▶ _Exercise details_
Extract the complete listing and output it unchanged.

▶ _Provided data_
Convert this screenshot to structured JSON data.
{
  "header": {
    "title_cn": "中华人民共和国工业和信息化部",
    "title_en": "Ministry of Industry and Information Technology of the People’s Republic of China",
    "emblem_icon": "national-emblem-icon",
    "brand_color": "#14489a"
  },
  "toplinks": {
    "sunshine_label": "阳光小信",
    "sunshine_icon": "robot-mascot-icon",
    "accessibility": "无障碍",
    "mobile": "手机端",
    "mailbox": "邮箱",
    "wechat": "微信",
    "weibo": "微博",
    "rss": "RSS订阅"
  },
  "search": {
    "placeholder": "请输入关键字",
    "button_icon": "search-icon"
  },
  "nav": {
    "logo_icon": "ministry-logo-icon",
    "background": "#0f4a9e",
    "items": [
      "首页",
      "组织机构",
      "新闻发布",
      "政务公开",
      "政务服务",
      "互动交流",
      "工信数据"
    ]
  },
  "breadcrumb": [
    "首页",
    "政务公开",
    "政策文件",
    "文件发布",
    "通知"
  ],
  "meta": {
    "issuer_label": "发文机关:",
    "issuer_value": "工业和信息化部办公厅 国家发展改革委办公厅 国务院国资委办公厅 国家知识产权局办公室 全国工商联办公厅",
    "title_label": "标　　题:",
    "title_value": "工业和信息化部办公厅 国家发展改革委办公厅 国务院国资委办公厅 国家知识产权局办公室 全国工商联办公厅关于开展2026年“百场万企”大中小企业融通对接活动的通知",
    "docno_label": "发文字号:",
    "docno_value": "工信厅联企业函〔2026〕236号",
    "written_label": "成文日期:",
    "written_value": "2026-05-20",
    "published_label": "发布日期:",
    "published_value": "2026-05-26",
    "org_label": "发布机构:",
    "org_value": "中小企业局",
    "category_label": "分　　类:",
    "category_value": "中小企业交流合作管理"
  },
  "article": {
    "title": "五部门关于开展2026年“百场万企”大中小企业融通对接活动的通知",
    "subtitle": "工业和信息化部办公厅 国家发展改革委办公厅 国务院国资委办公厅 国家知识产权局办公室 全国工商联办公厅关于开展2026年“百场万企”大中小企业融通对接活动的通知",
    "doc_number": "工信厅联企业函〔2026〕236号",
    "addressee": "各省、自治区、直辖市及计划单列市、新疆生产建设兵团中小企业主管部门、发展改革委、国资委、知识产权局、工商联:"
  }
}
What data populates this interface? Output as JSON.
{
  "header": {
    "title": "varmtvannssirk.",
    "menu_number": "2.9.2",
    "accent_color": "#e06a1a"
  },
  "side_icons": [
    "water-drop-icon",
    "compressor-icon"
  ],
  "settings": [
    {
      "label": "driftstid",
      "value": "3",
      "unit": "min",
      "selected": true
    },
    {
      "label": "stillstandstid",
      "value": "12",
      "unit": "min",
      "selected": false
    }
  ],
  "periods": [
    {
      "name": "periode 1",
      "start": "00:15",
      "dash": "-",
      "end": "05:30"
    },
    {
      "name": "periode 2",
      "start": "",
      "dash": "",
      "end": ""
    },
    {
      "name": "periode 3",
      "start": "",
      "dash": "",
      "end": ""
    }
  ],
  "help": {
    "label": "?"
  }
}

▶ _Response area_
Convert this screenshot to structured JSON data.
{
  "header": {
    "title_cn": "中华人民共和国工业和信息化部",
    "title_en": "Ministry of Industry and Information Technology of the People’s Republic of China",
    "emblem_icon": "national-emblem-icon",
    "brand_color": "#14489a"
  },
  "toplinks": {
    "sunshine_label": "阳光小信",
    "sunshine_icon": "robot-mascot-icon",
    "accessibility": "无障碍",
    "mobile": "手机端",
    "mailbox": "邮箱",
    "wechat": "微信",
    "weibo": "微博",
    "rss": "RSS订阅"
  },
  "search": {
    "placeholder": "请输入关键字",
    "button_icon": "search-icon"
  },
  "nav": {
    "logo_icon": "ministry-logo-icon",
    "background": "#0f4a9e",
    "items": [
      "首页",
      "组织机构",
      "新闻发布",
      "政务公开",
      "政务服务",
      "互动交流",
      "工信数据"
    ]
  },
  "breadcrumb": [
    "首页",
    "政务公开",
    "政策文件",
    "文件发布",
    "通知"
  ],
  "meta": {
    "issuer_label": "发文机关:",
    "issuer_value": "工业和信息化部办公厅 国家发展改革委办公厅 国务院国资委办公厅 国家知识产权局办公室 全国工商联办公厅",
    "title_label": "标　　题:",
    "title_value": "工业和信息化部办公厅 国家发展改革委办公厅 国务院国资委办公厅 国家知识产权局办公室 全国工商联办公厅关于开展2026年“百场万企”大中小企业融通对接活动的通知",
    "docno_label": "发文字号:",
    "docno_value": "工信厅联企业函〔2026〕236号",
    "written_label": "成文日期:",
    "written_value": "2026-05-20",
    "published_label": "发布日期:",
    "published_value": "2026-05-26",
    "org_label": "发布机构:",
    "org_value": "中小企业局",
    "category_label": "分　　类:",
    "category_value": "中小企业交流合作管理"
  },
  "article": {
    "title": "五部门关于开展2026年“百场万企”大中小企业融通对接活动的通知",
    "subtitle": "工业和信息化部办公厅 国家发展改革委办公厅 国务院国资委办公厅 国家知识产权局办公室 全国工商联办公厅关于开展2026年“百场万企”大中小企业融通对接活动的通知",
    "doc_number": "工信厅联企业函〔2026〕236号",
    "addressee": "各省、自治区、直辖市及计划单列市、新疆生产建设兵团中小企业主管部门、发展改革委、国资委、知识产权局、工商联:"
  }
}
What data populates this interface? Output as JSON.
{
  "header": {
    "title": "varmtvannssirk.",
    "menu_number": "2.9.2",
    "accent_color": "#e06a1a"
  },
  "side_icons": [
    "water-drop-icon",
    "compressor-icon"
  ],
  "settings": [
    {
      "label": "driftstid",
      "value": "3",
      "unit": "min",
      "selected": true
    },
    {
      "label": "stillstandstid",
      "value": "12",
      "unit": "min",
      "selected": false
    }
  ],
  "periods": [
    {
      "name": "periode 1",
      "start": "00:15",
      "dash": "-",
      "end": "05:30"
    },
    {
      "name": "periode 2",
      "start": "",
      "dash": "",
      "end": ""
    },
    {
      "name": "periode 3",
      "start": "",
      "dash": "",
      "end": ""
    }
  ],
  "help": {
    "label": "?"
  }
}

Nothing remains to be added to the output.